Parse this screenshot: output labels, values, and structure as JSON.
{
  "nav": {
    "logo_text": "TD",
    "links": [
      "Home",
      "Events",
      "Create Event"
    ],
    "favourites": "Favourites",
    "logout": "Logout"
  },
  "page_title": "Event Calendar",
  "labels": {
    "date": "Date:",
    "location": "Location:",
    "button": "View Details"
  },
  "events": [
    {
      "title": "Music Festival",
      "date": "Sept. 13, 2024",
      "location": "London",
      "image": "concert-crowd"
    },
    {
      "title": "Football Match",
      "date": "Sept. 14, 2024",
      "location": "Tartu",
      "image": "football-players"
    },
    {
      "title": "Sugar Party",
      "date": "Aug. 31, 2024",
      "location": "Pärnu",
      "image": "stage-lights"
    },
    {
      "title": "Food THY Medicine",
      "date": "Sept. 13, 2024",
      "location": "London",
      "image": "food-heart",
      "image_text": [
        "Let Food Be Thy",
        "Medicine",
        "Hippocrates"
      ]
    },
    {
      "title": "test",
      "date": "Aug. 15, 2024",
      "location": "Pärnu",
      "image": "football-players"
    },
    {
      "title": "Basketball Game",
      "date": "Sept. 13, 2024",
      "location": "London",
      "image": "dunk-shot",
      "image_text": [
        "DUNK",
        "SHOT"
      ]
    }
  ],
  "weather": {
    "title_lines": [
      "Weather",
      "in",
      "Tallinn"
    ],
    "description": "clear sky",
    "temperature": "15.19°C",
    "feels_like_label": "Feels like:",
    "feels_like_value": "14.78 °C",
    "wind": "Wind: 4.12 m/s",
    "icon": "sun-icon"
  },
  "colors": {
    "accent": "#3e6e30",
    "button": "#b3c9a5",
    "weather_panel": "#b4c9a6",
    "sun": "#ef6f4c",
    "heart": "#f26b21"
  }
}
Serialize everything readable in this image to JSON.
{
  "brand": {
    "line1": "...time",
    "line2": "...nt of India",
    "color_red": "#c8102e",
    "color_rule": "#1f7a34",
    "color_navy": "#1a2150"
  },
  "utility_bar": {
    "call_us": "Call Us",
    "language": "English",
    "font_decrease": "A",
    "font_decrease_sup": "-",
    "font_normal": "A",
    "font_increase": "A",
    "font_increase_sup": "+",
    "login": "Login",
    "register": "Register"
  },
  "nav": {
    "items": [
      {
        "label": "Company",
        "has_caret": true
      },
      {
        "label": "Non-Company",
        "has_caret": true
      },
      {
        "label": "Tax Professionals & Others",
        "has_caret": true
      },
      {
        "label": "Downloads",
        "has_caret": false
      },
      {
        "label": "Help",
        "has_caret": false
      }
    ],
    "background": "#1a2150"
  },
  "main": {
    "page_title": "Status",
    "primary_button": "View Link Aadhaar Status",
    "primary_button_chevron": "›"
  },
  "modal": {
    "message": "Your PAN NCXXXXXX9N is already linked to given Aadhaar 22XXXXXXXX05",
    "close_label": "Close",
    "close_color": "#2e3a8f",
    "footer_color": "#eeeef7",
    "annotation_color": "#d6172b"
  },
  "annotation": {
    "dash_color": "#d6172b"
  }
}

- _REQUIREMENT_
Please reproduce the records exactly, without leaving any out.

- _SOLUTION TO THIS PROBLEM_
Parse this screenshot: output labels, values, and structure as JSON.
{
  "nav": {
    "logo_text": "TD",
    "links": [
      "Home",
      "Events",
      "Create Event"
    ],
    "favourites": "Favourites",
    "logout": "Logout"
  },
  "page_title": "Event Calendar",
  "labels": {
    "date": "Date:",
    "location": "Location:",
    "button": "View Details"
  },
  "events": [
    {
      "title": "Music Festival",
      "date": "Sept. 13, 2024",
      "location": "London",
      "image": "concert-crowd"
    },
    {
      "title": "Football Match",
      "date": "Sept. 14, 2024",
      "location": "Tartu",
      "image": "football-players"
    },
    {
      "title": "Sugar Party",
      "date": "Aug. 31, 2024",
      "location": "Pärnu",
      "image": "stage-lights"
    },
    {
      "title": "Food THY Medicine",
      "date": "Sept. 13, 2024",
      "location": "London",
      "image": "food-heart",
      "image_text": [
        "Let Food Be Thy",
        "Medicine",
        "Hippocrates"
      ]
    },
    {
      "title": "test",
      "date": "Aug. 15, 2024",
      "location": "Pärnu",
      "image": "football-players"
    },
    {
      "title": "Basketball Game",
      "date": "Sept. 13, 2024",
      "location": "London",
      "image": "dunk-shot",
      "image_text": [
        "DUNK",
        "SHOT"
      ]
    }
  ],
  "weather": {
    "title_lines": [
      "Weather",
      "in",
      "Tallinn"
    ],
    "description": "clear sky",
    "temperature": "15.19°C",
    "feels_like_label": "Feels like:",
    "feels_like_value": "14.78 °C",
    "wind": "Wind: 4.12 m/s",
    "icon": "sun-icon"
  },
  "colors": {
    "accent": "#3e6e30",
    "button": "#b3c9a5",
    "weather_panel": "#b4c9a6",
    "sun": "#ef6f4c",
    "heart": "#f26b21"
  }
}
Serialize everything readable in this image to JSON.
{
  "brand": {
    "line1": "...time",
    "line2": "...nt of India",
    "color_red": "#c8102e",
    "color_rule": "#1f7a34",
    "color_navy": "#1a2150"
  },
  "utility_bar": {
    "call_us": "Call Us",
    "language": "English",
    "font_decrease": "A",
    "font_decrease_sup": "-",
    "font_normal": "A",
    "font_increase": "A",
    "font_increase_sup": "+",
    "login": "Login",
    "register": "Register"
  },
  "nav": {
    "items": [
      {
        "label": "Company",
        "has_caret": true
      },
      {
        "label": "Non-Company",
        "has_caret": true
      },
      {
        "label": "Tax Professionals & Others",
        "has_caret": true
      },
      {
        "label": "Downloads",
        "has_caret": false
      },
      {
        "label": "Help",
        "has_caret": false
      }
    ],
    "background": "#1a2150"
  },
  "main": {
    "page_title": "Status",
    "primary_button": "View Link Aadhaar Status",
    "primary_button_chevron": "›"
  },
  "modal": {
    "message": "Your PAN NCXXXXXX9N is already linked to given Aadhaar 22XXXXXXXX05",
    "close_label": "Close",
    "close_color": "#2e3a8f",
    "footer_color": "#eeeef7",
    "annotation_color": "#d6172b"
  },
  "annotation": {
    "dash_color": "#d6172b"
  }
}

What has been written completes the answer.